Task prompt: Tally the lines in the data below in which the word "label" occurs, then give only the total.

Data extracted from a collection:
━━━━━━━━━━

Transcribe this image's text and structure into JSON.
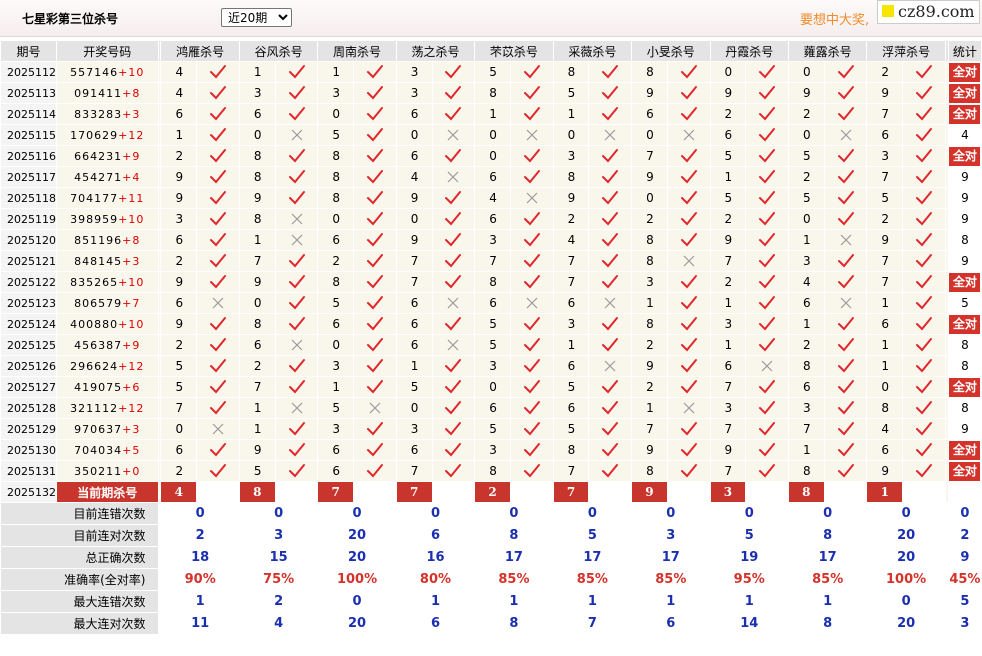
{
  "header": {
    "title": "七星彩第三位杀号",
    "period_select": {
      "selected": "近20期",
      "options": [
        "近20期"
      ]
    },
    "slogan": "要想中大奖,",
    "logo_text": "cz89.com"
  },
  "columns": {
    "period": "期号",
    "numbers": "开奖号码",
    "predictors": [
      "鸿雁杀号",
      "谷风杀号",
      "周南杀号",
      "荡之杀号",
      "芣苡杀号",
      "采薇杀号",
      "小旻杀号",
      "丹霞杀号",
      "蕹露杀号",
      "浮萍杀号"
    ],
    "stats": "统计"
  },
  "rows": [
    {
      "period": "2025112",
      "digits": "557146",
      "plus": "+10",
      "vals": [
        4,
        1,
        1,
        3,
        5,
        8,
        8,
        0,
        0,
        2
      ],
      "marks": "OOOOOOOOOO",
      "stat": "全对"
    },
    {
      "period": "2025113",
      "digits": "091411",
      "plus": "+8",
      "vals": [
        4,
        3,
        3,
        3,
        8,
        5,
        9,
        9,
        9,
        9
      ],
      "marks": "OOOOOOOOOO",
      "stat": "全对"
    },
    {
      "period": "2025114",
      "digits": "833283",
      "plus": "+3",
      "vals": [
        6,
        6,
        0,
        6,
        1,
        1,
        6,
        2,
        2,
        7
      ],
      "marks": "OOOOOOOOOO",
      "stat": "全对"
    },
    {
      "period": "2025115",
      "digits": "170629",
      "plus": "+12",
      "vals": [
        1,
        0,
        5,
        0,
        0,
        0,
        0,
        6,
        0,
        6
      ],
      "marks": "OXOXXXXOXO",
      "stat": "4"
    },
    {
      "period": "2025116",
      "digits": "664231",
      "plus": "+9",
      "vals": [
        2,
        8,
        8,
        6,
        0,
        3,
        7,
        5,
        5,
        3
      ],
      "marks": "OOOOOOOOOO",
      "stat": "全对"
    },
    {
      "period": "2025117",
      "digits": "454271",
      "plus": "+4",
      "vals": [
        9,
        8,
        8,
        4,
        6,
        8,
        9,
        1,
        2,
        7
      ],
      "marks": "OOOXOOOOOO",
      "stat": "9"
    },
    {
      "period": "2025118",
      "digits": "704177",
      "plus": "+11",
      "vals": [
        9,
        9,
        8,
        9,
        4,
        9,
        0,
        5,
        5,
        5
      ],
      "marks": "OOOOXOOOOO",
      "stat": "9"
    },
    {
      "period": "2025119",
      "digits": "398959",
      "plus": "+10",
      "vals": [
        3,
        8,
        0,
        0,
        6,
        2,
        2,
        2,
        0,
        2
      ],
      "marks": "OXOOOOOOOO",
      "stat": "9"
    },
    {
      "period": "2025120",
      "digits": "851196",
      "plus": "+8",
      "vals": [
        6,
        1,
        6,
        9,
        3,
        4,
        8,
        9,
        1,
        9
      ],
      "marks": "OXOOOOOOXO",
      "stat": "8"
    },
    {
      "period": "2025121",
      "digits": "848145",
      "plus": "+3",
      "vals": [
        2,
        7,
        2,
        7,
        7,
        7,
        8,
        7,
        3,
        7
      ],
      "marks": "OOOOOOXOOO",
      "stat": "9"
    },
    {
      "period": "2025122",
      "digits": "835265",
      "plus": "+10",
      "vals": [
        9,
        9,
        8,
        7,
        8,
        7,
        3,
        2,
        4,
        7
      ],
      "marks": "OOOOOOOOOO",
      "stat": "全对"
    },
    {
      "period": "2025123",
      "digits": "806579",
      "plus": "+7",
      "vals": [
        6,
        0,
        5,
        6,
        6,
        6,
        1,
        1,
        6,
        1
      ],
      "marks": "XOOXXXOOXO",
      "stat": "5"
    },
    {
      "period": "2025124",
      "digits": "400880",
      "plus": "+10",
      "vals": [
        9,
        8,
        6,
        6,
        5,
        3,
        8,
        3,
        1,
        6
      ],
      "marks": "OOOOOOOOOO",
      "stat": "全对"
    },
    {
      "period": "2025125",
      "digits": "456387",
      "plus": "+9",
      "vals": [
        2,
        6,
        0,
        6,
        5,
        1,
        2,
        1,
        2,
        1
      ],
      "marks": "OXOXOOOOOO",
      "stat": "8"
    },
    {
      "period": "2025126",
      "digits": "296624",
      "plus": "+12",
      "vals": [
        5,
        2,
        3,
        1,
        3,
        6,
        9,
        6,
        8,
        1
      ],
      "marks": "OOOOOXOXOO",
      "stat": "8"
    },
    {
      "period": "2025127",
      "digits": "419075",
      "plus": "+6",
      "vals": [
        5,
        7,
        1,
        5,
        0,
        5,
        2,
        7,
        6,
        0
      ],
      "marks": "OOOOOOOOOO",
      "stat": "全对"
    },
    {
      "period": "2025128",
      "digits": "321112",
      "plus": "+12",
      "vals": [
        7,
        1,
        5,
        0,
        6,
        6,
        1,
        3,
        3,
        8
      ],
      "marks": "OXXOOOXOOO",
      "stat": "8"
    },
    {
      "period": "2025129",
      "digits": "970637",
      "plus": "+3",
      "vals": [
        0,
        1,
        3,
        3,
        5,
        5,
        7,
        7,
        7,
        4
      ],
      "marks": "XOOOOOOOOO",
      "stat": "9"
    },
    {
      "period": "2025130",
      "digits": "704034",
      "plus": "+5",
      "vals": [
        6,
        9,
        6,
        6,
        3,
        8,
        9,
        9,
        1,
        6
      ],
      "marks": "OOOOOOOOOO",
      "stat": "全对"
    },
    {
      "period": "2025131",
      "digits": "350211",
      "plus": "+0",
      "vals": [
        2,
        5,
        6,
        7,
        8,
        7,
        8,
        7,
        8,
        9
      ],
      "marks": "OOOOOOOOOO",
      "stat": "全对"
    }
  ],
  "current": {
    "period": "2025132",
    "label": "当前期杀号",
    "vals": [
      "4",
      "8",
      "7",
      "7",
      "2",
      "7",
      "9",
      "3",
      "8",
      "1"
    ]
  },
  "stats": [
    {
      "label": "目前连错次数",
      "vals": [
        "0",
        "0",
        "0",
        "0",
        "0",
        "0",
        "0",
        "0",
        "0",
        "0",
        "0"
      ],
      "red": false
    },
    {
      "label": "目前连对次数",
      "vals": [
        "2",
        "3",
        "20",
        "6",
        "8",
        "5",
        "3",
        "5",
        "8",
        "20",
        "2"
      ],
      "red": false
    },
    {
      "label": "总正确次数",
      "vals": [
        "18",
        "15",
        "20",
        "16",
        "17",
        "17",
        "17",
        "19",
        "17",
        "20",
        "9"
      ],
      "red": false
    },
    {
      "label": "准确率(全对率)",
      "vals": [
        "90%",
        "75%",
        "100%",
        "80%",
        "85%",
        "85%",
        "85%",
        "95%",
        "85%",
        "100%",
        "45%"
      ],
      "red": true
    },
    {
      "label": "最大连错次数",
      "vals": [
        "1",
        "2",
        "0",
        "1",
        "1",
        "1",
        "1",
        "1",
        "1",
        "0",
        "5"
      ],
      "red": false
    },
    {
      "label": "最大连对次数",
      "vals": [
        "11",
        "4",
        "20",
        "6",
        "8",
        "7",
        "6",
        "14",
        "8",
        "20",
        "3"
      ],
      "red": false
    }
  ],
  "icons": {
    "correct": "check-icon",
    "wrong": "cross-icon"
  },
  "colors": {
    "check": "#e0282c",
    "cross": "#9a9a9a",
    "badge": "#d4332c",
    "stat_blue": "#1b2fb0",
    "slogan": "#f08c2a"
  }
}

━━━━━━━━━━

Answer to the problem: 7